| WHAT IS EXPECTED |
Write out the records that follow exactly. Do not include pictures.

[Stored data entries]
○ ○ ○ ○ ○

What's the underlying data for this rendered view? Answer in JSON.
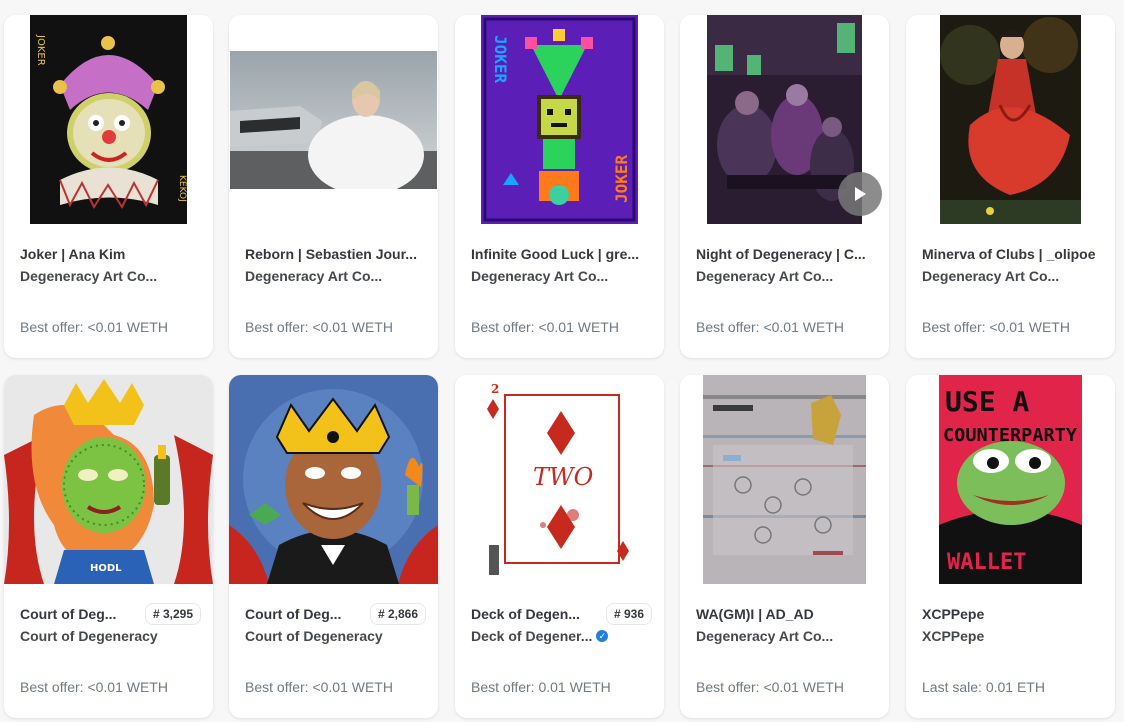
{
  "cards": [
    {
      "title": "Joker | Ana Kim",
      "collection": "Degeneracy Art Co...",
      "price": "Best offer: <0.01 WETH",
      "image_icon": "joker-clown-artwork"
    },
    {
      "title": "Reborn | Sebastien Jour...",
      "collection": "Degeneracy Art Co...",
      "price": "Best offer: <0.01 WETH",
      "image_icon": "woman-in-feathers-plane-wreck-photo"
    },
    {
      "title": "Infinite Good Luck | gre...",
      "collection": "Degeneracy Art Co...",
      "price": "Best offer: <0.01 WETH",
      "image_icon": "pixel-joker-card"
    },
    {
      "title": "Night of Degeneracy | C...",
      "collection": "Degeneracy Art Co...",
      "price": "Best offer: <0.01 WETH",
      "image_icon": "poker-night-scene",
      "has_video": true
    },
    {
      "title": "Minerva of Clubs | _olipoe",
      "collection": "Degeneracy Art Co...",
      "price": "Best offer: <0.01 WETH",
      "image_icon": "woman-red-dress-painting"
    },
    {
      "title": "Court of Deg...",
      "badge": "# 3,295",
      "collection": "Court of Degeneracy",
      "price": "Best offer: <0.01 WETH",
      "image_icon": "green-queen-champagne"
    },
    {
      "title": "Court of Deg...",
      "badge": "# 2,866",
      "collection": "Court of Degeneracy",
      "price": "Best offer: <0.01 WETH",
      "image_icon": "crowned-boy-torch"
    },
    {
      "title": "Deck of Degen...",
      "badge": "# 936",
      "collection": "Deck of Degener...",
      "verified": true,
      "price": "Best offer: 0.01 WETH",
      "image_icon": "two-of-diamonds-card"
    },
    {
      "title": "WA(GM)I | AD_AD",
      "collection": "Degeneracy Art Co...",
      "price": "Best offer: <0.01 WETH",
      "image_icon": "glitch-abstract"
    },
    {
      "title": "XCPPepe",
      "collection": "XCPPepe",
      "price": "Last sale: 0.01 ETH",
      "image_icon": "pepe-counterparty-wallet",
      "image_text_1": "USE A",
      "image_text_2": "COUNTERPARTY",
      "image_text_3": "WALLET"
    }
  ]
}
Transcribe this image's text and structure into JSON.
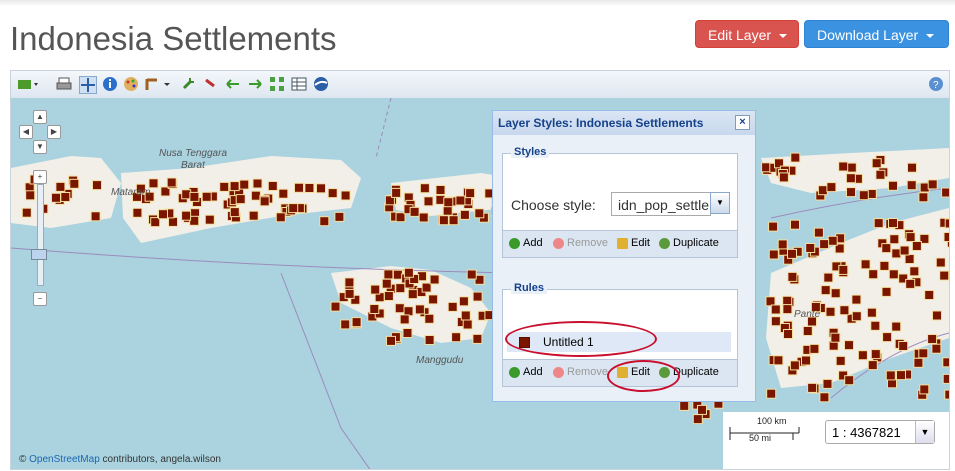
{
  "page": {
    "title": "Indonesia Settlements"
  },
  "header": {
    "edit_layer": "Edit Layer",
    "download_layer": "Download Layer"
  },
  "map": {
    "labels": [
      "Nusa Tenggara",
      "Barat",
      "Manggudu",
      "Pante",
      "Mataram"
    ],
    "attribution": {
      "prefix": "©",
      "link": "OpenStreetMap",
      "suffix": "contributors, angela.wilson"
    },
    "scale": {
      "km": "100 km",
      "mi": "50 mi",
      "ratio": "1 : 4367821"
    }
  },
  "styles_window": {
    "title": "Layer Styles: Indonesia Settlements",
    "styles_legend": "Styles",
    "choose_label": "Choose style:",
    "choose_value": "idn_pop_settle",
    "rules_legend": "Rules",
    "rule_name": "Untitled 1",
    "actions": {
      "add": "Add",
      "remove": "Remove",
      "edit": "Edit",
      "duplicate": "Duplicate"
    }
  },
  "colors": {
    "settlement": "#7a1600",
    "land": "#f2efe9",
    "sea": "#aad3df",
    "highlight": "#c8102e"
  }
}
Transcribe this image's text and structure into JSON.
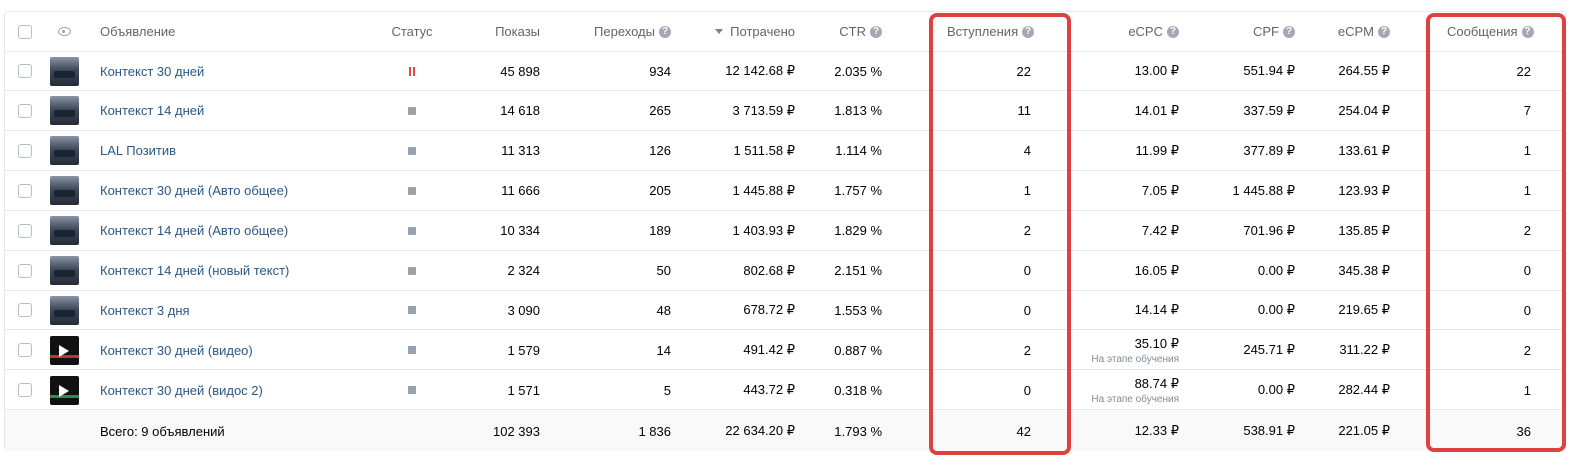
{
  "header": {
    "ad": "Объявление",
    "status": "Статус",
    "impressions": "Показы",
    "clicks": "Переходы",
    "spent": "Потрачено",
    "ctr": "CTR",
    "joins": "Вступления",
    "ecpc": "eCPC",
    "cpf": "CPF",
    "ecpm": "eCPM",
    "messages": "Сообщения"
  },
  "help_glyph": "?",
  "sort": {
    "column": "spent",
    "direction": "desc"
  },
  "rows": [
    {
      "name": "Контекст 30 дней",
      "status": "paused",
      "impressions": "45 898",
      "clicks": "934",
      "spent": "12 142.68 ₽",
      "ctr": "2.035 %",
      "joins": "22",
      "ecpc": "13.00 ₽",
      "ecpc_note": "",
      "cpf": "551.94 ₽",
      "ecpm": "264.55 ₽",
      "messages": "22",
      "thumb": "car-photo"
    },
    {
      "name": "Контекст 14 дней",
      "status": "stopped",
      "impressions": "14 618",
      "clicks": "265",
      "spent": "3 713.59 ₽",
      "ctr": "1.813 %",
      "joins": "11",
      "ecpc": "14.01 ₽",
      "ecpc_note": "",
      "cpf": "337.59 ₽",
      "ecpm": "254.04 ₽",
      "messages": "7",
      "thumb": "car-photo"
    },
    {
      "name": "LAL Позитив",
      "status": "stopped",
      "impressions": "11 313",
      "clicks": "126",
      "spent": "1 511.58 ₽",
      "ctr": "1.114 %",
      "joins": "4",
      "ecpc": "11.99 ₽",
      "ecpc_note": "",
      "cpf": "377.89 ₽",
      "ecpm": "133.61 ₽",
      "messages": "1",
      "thumb": "car-photo"
    },
    {
      "name": "Контекст 30 дней (Авто общее)",
      "status": "stopped",
      "impressions": "11 666",
      "clicks": "205",
      "spent": "1 445.88 ₽",
      "ctr": "1.757 %",
      "joins": "1",
      "ecpc": "7.05 ₽",
      "ecpc_note": "",
      "cpf": "1 445.88 ₽",
      "ecpm": "123.93 ₽",
      "messages": "1",
      "thumb": "car-photo"
    },
    {
      "name": "Контекст 14 дней (Авто общее)",
      "status": "stopped",
      "impressions": "10 334",
      "clicks": "189",
      "spent": "1 403.93 ₽",
      "ctr": "1.829 %",
      "joins": "2",
      "ecpc": "7.42 ₽",
      "ecpc_note": "",
      "cpf": "701.96 ₽",
      "ecpm": "135.85 ₽",
      "messages": "2",
      "thumb": "car-photo"
    },
    {
      "name": "Контекст 14 дней (новый текст)",
      "status": "stopped",
      "impressions": "2 324",
      "clicks": "50",
      "spent": "802.68 ₽",
      "ctr": "2.151 %",
      "joins": "0",
      "ecpc": "16.05 ₽",
      "ecpc_note": "",
      "cpf": "0.00 ₽",
      "ecpm": "345.38 ₽",
      "messages": "0",
      "thumb": "car-photo"
    },
    {
      "name": "Контекст 3 дня",
      "status": "stopped",
      "impressions": "3 090",
      "clicks": "48",
      "spent": "678.72 ₽",
      "ctr": "1.553 %",
      "joins": "0",
      "ecpc": "14.14 ₽",
      "ecpc_note": "",
      "cpf": "0.00 ₽",
      "ecpm": "219.65 ₽",
      "messages": "0",
      "thumb": "car-photo"
    },
    {
      "name": "Контекст 30 дней (видео)",
      "status": "stopped",
      "impressions": "1 579",
      "clicks": "14",
      "spent": "491.42 ₽",
      "ctr": "0.887 %",
      "joins": "2",
      "ecpc": "35.10 ₽",
      "ecpc_note": "На этапе обучения",
      "cpf": "245.71 ₽",
      "ecpm": "311.22 ₽",
      "messages": "2",
      "thumb": "video-red"
    },
    {
      "name": "Контекст 30 дней (видос 2)",
      "status": "stopped",
      "impressions": "1 571",
      "clicks": "5",
      "spent": "443.72 ₽",
      "ctr": "0.318 %",
      "joins": "0",
      "ecpc": "88.74 ₽",
      "ecpc_note": "На этапе обучения",
      "cpf": "0.00 ₽",
      "ecpm": "282.44 ₽",
      "messages": "1",
      "thumb": "video-green"
    }
  ],
  "total": {
    "label": "Всего: 9 объявлений",
    "impressions": "102 393",
    "clicks": "1 836",
    "spent": "22 634.20 ₽",
    "ctr": "1.793 %",
    "joins": "42",
    "ecpc": "12.33 ₽",
    "cpf": "538.91 ₽",
    "ecpm": "221.05 ₽",
    "messages": "36"
  },
  "highlight_color": "#e0413f",
  "highlighted_columns": [
    "joins",
    "messages"
  ]
}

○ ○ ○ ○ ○

| OUTPUT OF THE TASK |
What's the underlying data for this rendered view? Answer in JSON.
{
  "cards": [
    {
      "title": "Joker | Ana Kim",
      "collection": "Degeneracy Art Co...",
      "price": "Best offer: <0.01 WETH",
      "image_icon": "joker-clown-artwork"
    },
    {
      "title": "Reborn | Sebastien Jour...",
      "collection": "Degeneracy Art Co...",
      "price": "Best offer: <0.01 WETH",
      "image_icon": "woman-in-feathers-plane-wreck-photo"
    },
    {
      "title": "Infinite Good Luck | gre...",
      "collection": "Degeneracy Art Co...",
      "price": "Best offer: <0.01 WETH",
      "image_icon": "pixel-joker-card"
    },
    {
      "title": "Night of Degeneracy | C...",
      "collection": "Degeneracy Art Co...",
      "price": "Best offer: <0.01 WETH",
      "image_icon": "poker-night-scene",
      "has_video": true
    },
    {
      "title": "Minerva of Clubs | _olipoe",
      "collection": "Degeneracy Art Co...",
      "price": "Best offer: <0.01 WETH",
      "image_icon": "woman-red-dress-painting"
    },
    {
      "title": "Court of Deg...",
      "badge": "# 3,295",
      "collection": "Court of Degeneracy",
      "price": "Best offer: <0.01 WETH",
      "image_icon": "green-queen-champagne"
    },
    {
      "title": "Court of Deg...",
      "badge": "# 2,866",
      "collection": "Court of Degeneracy",
      "price": "Best offer: <0.01 WETH",
      "image_icon": "crowned-boy-torch"
    },
    {
      "title": "Deck of Degen...",
      "badge": "# 936",
      "collection": "Deck of Degener...",
      "verified": true,
      "price": "Best offer: 0.01 WETH",
      "image_icon": "two-of-diamonds-card"
    },
    {
      "title": "WA(GM)I | AD_AD",
      "collection": "Degeneracy Art Co...",
      "price": "Best offer: <0.01 WETH",
      "image_icon": "glitch-abstract"
    },
    {
      "title": "XCPPepe",
      "collection": "XCPPepe",
      "price": "Last sale: 0.01 ETH",
      "image_icon": "pepe-counterparty-wallet",
      "image_text_1": "USE A",
      "image_text_2": "COUNTERPARTY",
      "image_text_3": "WALLET"
    }
  ]
}
Transcribe this image's text and structure into JSON.
{
  "page": {
    "title": "Indonesia Settlements"
  },
  "header": {
    "edit_layer": "Edit Layer",
    "download_layer": "Download Layer"
  },
  "map": {
    "labels": [
      "Nusa Tenggara",
      "Barat",
      "Manggudu",
      "Pante",
      "Mataram"
    ],
    "attribution": {
      "prefix": "©",
      "link": "OpenStreetMap",
      "suffix": "contributors, angela.wilson"
    },
    "scale": {
      "km": "100 km",
      "mi": "50 mi",
      "ratio": "1 : 4367821"
    }
  },
  "styles_window": {
    "title": "Layer Styles: Indonesia Settlements",
    "styles_legend": "Styles",
    "choose_label": "Choose style:",
    "choose_value": "idn_pop_settle",
    "rules_legend": "Rules",
    "rule_name": "Untitled 1",
    "actions": {
      "add": "Add",
      "remove": "Remove",
      "edit": "Edit",
      "duplicate": "Duplicate"
    }
  },
  "colors": {
    "settlement": "#7a1600",
    "land": "#f2efe9",
    "sea": "#aad3df",
    "highlight": "#c8102e"
  }
}
Transcribe this image's text and structure into JSON.
{
  "header": {
    "ad": "Объявление",
    "status": "Статус",
    "impressions": "Показы",
    "clicks": "Переходы",
    "spent": "Потрачено",
    "ctr": "CTR",
    "joins": "Вступления",
    "ecpc": "eCPC",
    "cpf": "CPF",
    "ecpm": "eCPM",
    "messages": "Сообщения"
  },
  "help_glyph": "?",
  "sort": {
    "column": "spent",
    "direction": "desc"
  },
  "rows": [
    {
      "name": "Контекст 30 дней",
      "status": "paused",
      "impressions": "45 898",
      "clicks": "934",
      "spent": "12 142.68 ₽",
      "ctr": "2.035 %",
      "joins": "22",
      "ecpc": "13.00 ₽",
      "ecpc_note": "",
      "cpf": "551.94 ₽",
      "ecpm": "264.55 ₽",
      "messages": "22",
      "thumb": "car-photo"
    },
    {
      "name": "Контекст 14 дней",
      "status": "stopped",
      "impressions": "14 618",
      "clicks": "265",
      "spent": "3 713.59 ₽",
      "ctr": "1.813 %",
      "joins": "11",
      "ecpc": "14.01 ₽",
      "ecpc_note": "",
      "cpf": "337.59 ₽",
      "ecpm": "254.04 ₽",
      "messages": "7",
      "thumb": "car-photo"
    },
    {
      "name": "LAL Позитив",
      "status": "stopped",
      "impressions": "11 313",
      "clicks": "126",
      "spent": "1 511.58 ₽",
      "ctr": "1.114 %",
      "joins": "4",
      "ecpc": "11.99 ₽",
      "ecpc_note": "",
      "cpf": "377.89 ₽",
      "ecpm": "133.61 ₽",
      "messages": "1",
      "thumb": "car-photo"
    },
    {
      "name": "Контекст 30 дней (Авто общее)",
      "status": "stopped",
      "impressions": "11 666",
      "clicks": "205",
      "spent": "1 445.88 ₽",
      "ctr": "1.757 %",
      "joins": "1",
      "ecpc": "7.05 ₽",
      "ecpc_note": "",
      "cpf": "1 445.88 ₽",
      "ecpm": "123.93 ₽",
      "messages": "1",
      "thumb": "car-photo"
    },
    {
      "name": "Контекст 14 дней (Авто общее)",
      "status": "stopped",
      "impressions": "10 334",
      "clicks": "189",
      "spent": "1 403.93 ₽",
      "ctr": "1.829 %",
      "joins": "2",
      "ecpc": "7.42 ₽",
      "ecpc_note": "",
      "cpf": "701.96 ₽",
      "ecpm": "135.85 ₽",
      "messages": "2",
      "thumb": "car-photo"
    },
    {
      "name": "Контекст 14 дней (новый текст)",
      "status": "stopped",
      "impressions": "2 324",
      "clicks": "50",
      "spent": "802.68 ₽",
      "ctr": "2.151 %",
      "joins": "0",
      "ecpc": "16.05 ₽",
      "ecpc_note": "",
      "cpf": "0.00 ₽",
      "ecpm": "345.38 ₽",
      "messages": "0",
      "thumb": "car-photo"
    },
    {
      "name": "Контекст 3 дня",
      "status": "stopped",
      "impressions": "3 090",
      "clicks": "48",
      "spent": "678.72 ₽",
      "ctr": "1.553 %",
      "joins": "0",
      "ecpc": "14.14 ₽",
      "ecpc_note": "",
      "cpf": "0.00 ₽",
      "ecpm": "219.65 ₽",
      "messages": "0",
      "thumb": "car-photo"
    },
    {
      "name": "Контекст 30 дней (видео)",
      "status": "stopped",
      "impressions": "1 579",
      "clicks": "14",
      "spent": "491.42 ₽",
      "ctr": "0.887 %",
      "joins": "2",
      "ecpc": "35.10 ₽",
      "ecpc_note": "На этапе обучения",
      "cpf": "245.71 ₽",
      "ecpm": "311.22 ₽",
      "messages": "2",
      "thumb": "video-red"
    },
    {
      "name": "Контекст 30 дней (видос 2)",
      "status": "stopped",
      "impressions": "1 571",
      "clicks": "5",
      "spent": "443.72 ₽",
      "ctr": "0.318 %",
      "joins": "0",
      "ecpc": "88.74 ₽",
      "ecpc_note": "На этапе обучения",
      "cpf": "0.00 ₽",
      "ecpm": "282.44 ₽",
      "messages": "1",
      "thumb": "video-green"
    }
  ],
  "total": {
    "label": "Всего: 9 объявлений",
    "impressions": "102 393",
    "clicks": "1 836",
    "spent": "22 634.20 ₽",
    "ctr": "1.793 %",
    "joins": "42",
    "ecpc": "12.33 ₽",
    "cpf": "538.91 ₽",
    "ecpm": "221.05 ₽",
    "messages": "36"
  },
  "highlight_color": "#e0413f",
  "highlighted_columns": [
    "joins",
    "messages"
  ]
}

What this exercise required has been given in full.